When you hear the word influencer, who pops into your head? Likely, it's some celebrity or movie star with millions of Twitter followers and a huge fan base. Yes, these are influencers, but they aren't the only ones.

Consider this: There are really two kinds of influencers: macro-influencers, who are the fore-mentioned celebrities we were just talking about, and micro-influencers. These are the people who aren't as big celebrities in their own right, but who have a super engaged following despite it not being in the millions.

While we all want a macro-influencer to get in on our brands and to support our businesses, we can't overlook the micro-influencers. These are YouTubers, Instagrammers, and even bloggers who have become famous with their own campaigns and media savvy. It can be difficult or expensive to land a larger scale influencer, and it's often more common for brands to approach these micro-influencers for support.

In 2014, when my company Bikini Luxe was just getting started, I reached out to a fashion blog by the name of Carrie Bradshaw Lied (a play on the Sex in the City character's name) asking her to collaborate. She was trying to grow her brand as well, so she offered to feature our products on her website and social media in exchange for products.

She shot beautiful photos, and her posts actually equated to sales for us. We were thrilled!

As her fan base grew, she quickly began getting paid for her hard work, and I always remembered thinking she was such a great influencer, and had a very loyal following. I often use her as an example of fashion blogger who turned her hobby blog into a serious revenue stream, but also as someone who is actually worth the investment.

Here are four great reasons why you should approach a micro-influencer instead of a macro-influencer if you are running a small- to medium-sized business:

1. They have smaller but often more engaged audiences.

If you have followed a YouTuber, you know firsthand that you likely go back to their websites on a regular basis, follow them on Twitter, Instagram and Facebook, and sign up for notifications for their newest videos.

You keep up with news on these people as if they are personal friends (and sometimes even more so). That speaks for itself.

Others are likely following just as closely, which means that they are a good way for you to spend your advertising dollars. They will likely have lower fees than macro-influencers, which means more bang for your advertising buck.

2. Targeted audiences means they attract a certain audience.

If you're a brand in a specific niche (say, swimwear or high-end jewelry catering to single women), you're trying to attract a certain audience. That means that it's better to think narrow.

Macro-influencers attract all kinds of followers, while micro-influencers have a more specific audience. It may be more worthwhile for you to go straight to this audience, where you find most of your customer base comes from.

3. You'll likely find that micro-influencers are more approachable.

While macro-influencers have public relations staff and people who cater to the media and to companies, they are often harder to pin down or connect with than micro-influencers who may be happier to get publicity or an advertising partner.

4. Micro influencers will fit nicely into your budget.

You might have to blow the bank to get macro-influencer on side with you, where micro influencers many very well be more affordable.
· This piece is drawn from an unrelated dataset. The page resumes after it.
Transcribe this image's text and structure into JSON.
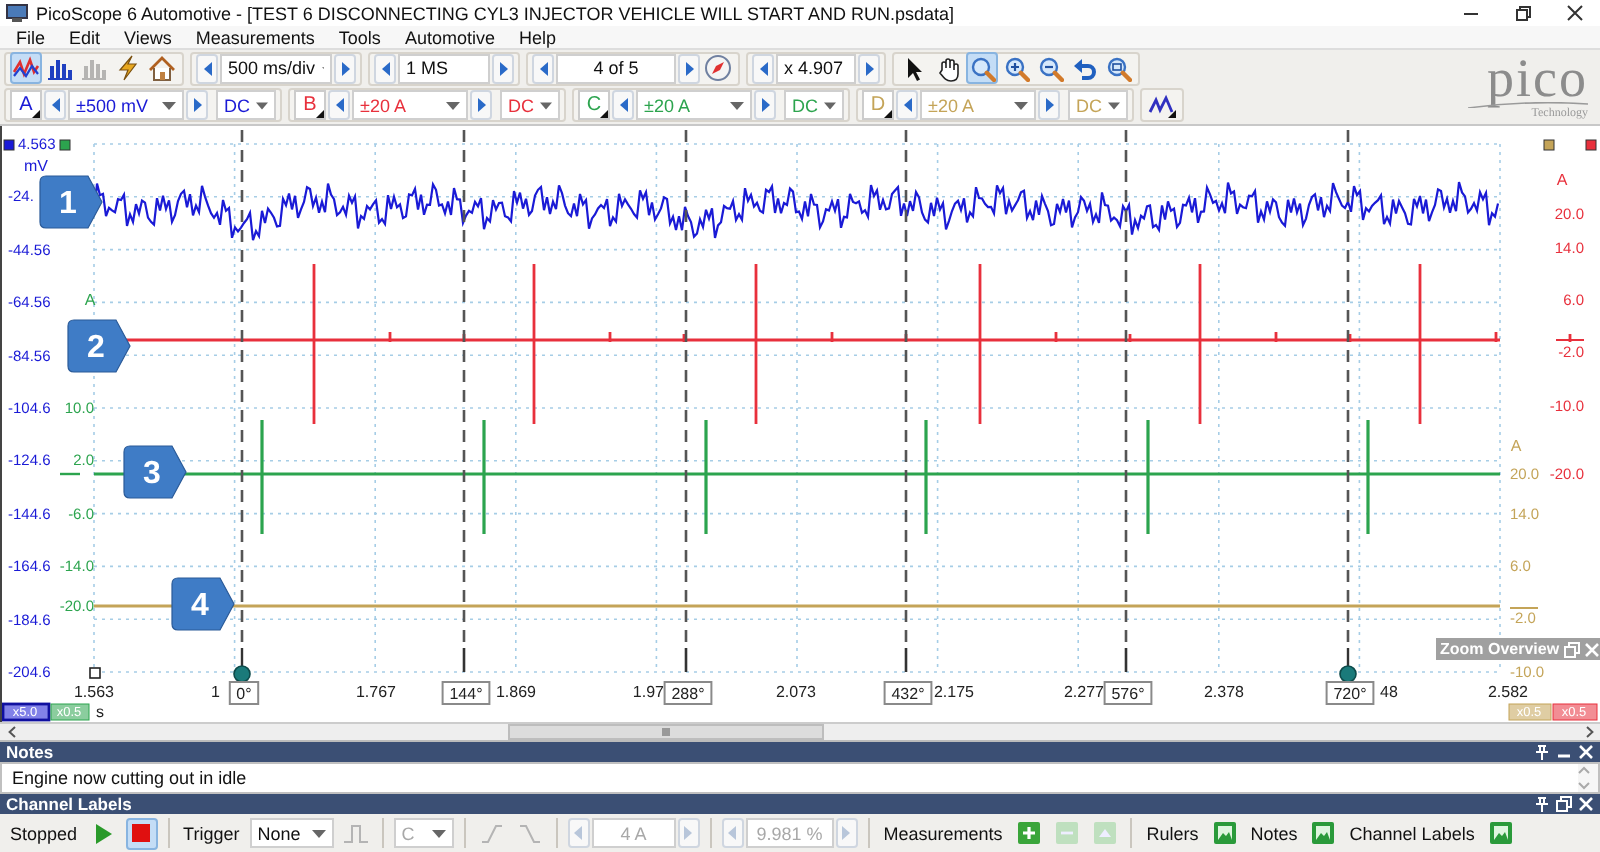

If you're just getting off the ground yourself, try trading products in exchange for social media posts so that it's a win-win situation. 
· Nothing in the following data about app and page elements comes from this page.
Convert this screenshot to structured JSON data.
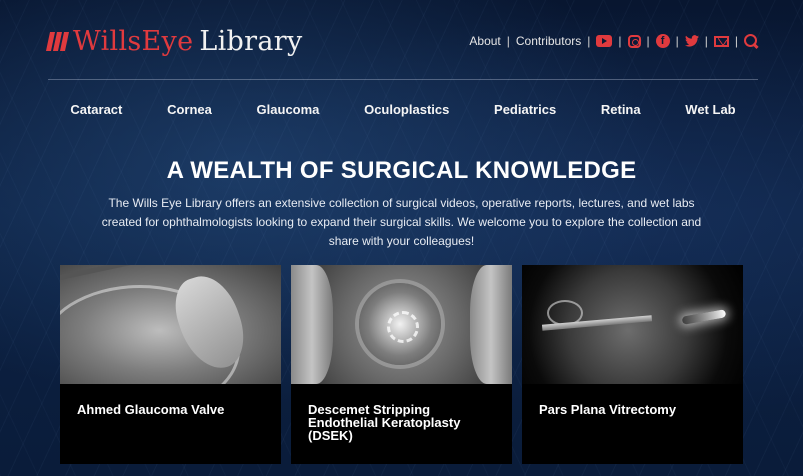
{
  "logo": {
    "red_text": "WillsEye",
    "white_text": "Library"
  },
  "topnav": {
    "about": "About",
    "contributors": "Contributors",
    "separator": "|"
  },
  "social_icons": [
    "youtube-icon",
    "instagram-icon",
    "facebook-icon",
    "twitter-icon",
    "email-icon",
    "search-icon"
  ],
  "categories": [
    "Cataract",
    "Cornea",
    "Glaucoma",
    "Oculoplastics",
    "Pediatrics",
    "Retina",
    "Wet Lab"
  ],
  "hero": {
    "headline": "A WEALTH OF SURGICAL KNOWLEDGE",
    "intro": "The Wills Eye Library offers an extensive collection of surgical videos, operative reports, lectures, and wet labs created for ophthalmologists looking to expand their surgical skills. We welcome you to explore the collection and share with your colleagues!"
  },
  "cards": [
    {
      "title": "Ahmed Glaucoma Valve"
    },
    {
      "title": "Descemet Stripping Endothelial Keratoplasty (DSEK)"
    },
    {
      "title": "Pars Plana Vitrectomy"
    }
  ],
  "colors": {
    "brand_red": "#e03a3e",
    "background_navy": "#0b1a33",
    "card_black": "#000000"
  }
}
Personally speaking, I have found that my business has seen great results even from using customers with healthy social media followings as influencers. Their followers trust their opinion and already feel an emotional attachment to them, thus making them the perfect spokesperson for your brand.

As always, I recommend not putting all of your eggs into one basket, so remember to try a little bit of everything and see what works best for you.